◆ **EXERCISE DETAILS**
In the records below, find every line that contains "Viviendas" and list it.

(INPUT FOR THIS TASK Opens)

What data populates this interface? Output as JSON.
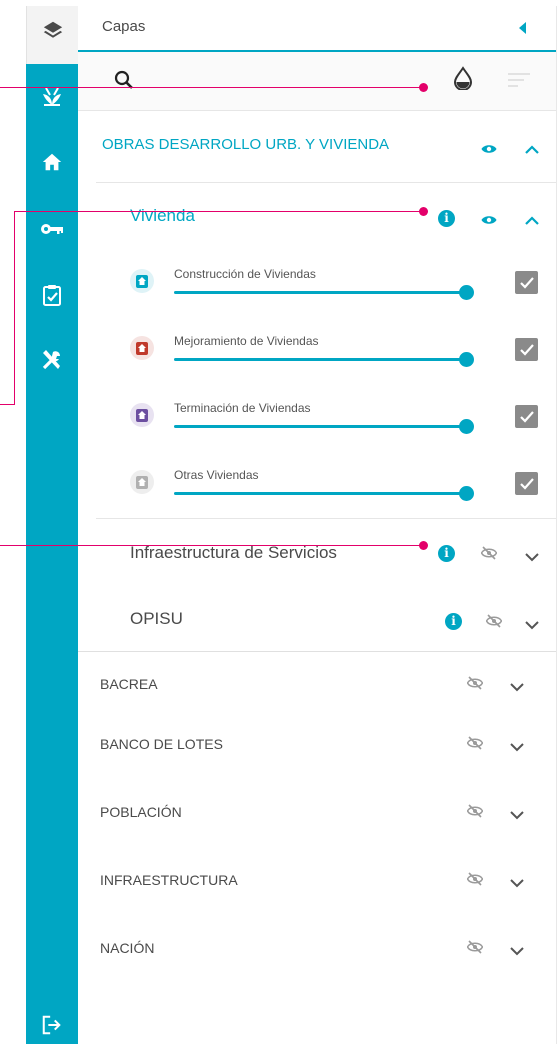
{
  "panel": {
    "title": "Capas"
  },
  "colors": {
    "accent": "#00a6c3",
    "callout": "#e3006a",
    "checkbox": "#8a8a8a",
    "construction_icon": "#00a6c3",
    "improvement_icon": "#c0392b",
    "termination_icon": "#6c4fa0",
    "other_icon": "#b0b0b0"
  },
  "rail": {
    "icons": [
      "layers-icon",
      "sprout-icon",
      "home-icon",
      "key-icon",
      "clipboard-check-icon",
      "tools-icon",
      "logout-icon"
    ]
  },
  "toolbar": {
    "icons": [
      "search-icon",
      "opacity-drop-icon",
      "filter-lines-icon"
    ]
  },
  "group_main": {
    "label": "OBRAS DESARROLLO URB. Y VIVIENDA",
    "visible": true,
    "expanded": true
  },
  "subgroup_vivienda": {
    "label": "Vivienda",
    "visible": true,
    "expanded": true,
    "has_info": true,
    "layers": [
      {
        "label": "Construcción de Viviendas",
        "checked": true,
        "opacity": 1.0
      },
      {
        "label": "Mejoramiento de Viviendas",
        "checked": true,
        "opacity": 1.0
      },
      {
        "label": "Terminación de Viviendas",
        "checked": true,
        "opacity": 1.0
      },
      {
        "label": "Otras Viviendas",
        "checked": true,
        "opacity": 1.0
      }
    ]
  },
  "subgroups_collapsed": [
    {
      "label": "Infraestructura de Servicios",
      "has_info": true,
      "visible": false,
      "expanded": false
    },
    {
      "label": "OPISU",
      "has_info": true,
      "visible": false,
      "expanded": false
    }
  ],
  "groups_collapsed": [
    {
      "label": "BACREA",
      "visible": false,
      "expanded": false
    },
    {
      "label": "BANCO DE LOTES",
      "visible": false,
      "expanded": false
    },
    {
      "label": "POBLACIÓN",
      "visible": false,
      "expanded": false
    },
    {
      "label": "INFRAESTRUCTURA",
      "visible": false,
      "expanded": false
    },
    {
      "label": "NACIÓN",
      "visible": false,
      "expanded": false
    }
  ]
}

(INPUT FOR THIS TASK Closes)

◆ **FINISHED EXERCISE**
        "label": "Construcción de Viviendas",
        "label": "Mejoramiento de Viviendas",
        "label": "Terminación de Viviendas",
        "label": "Otras Viviendas",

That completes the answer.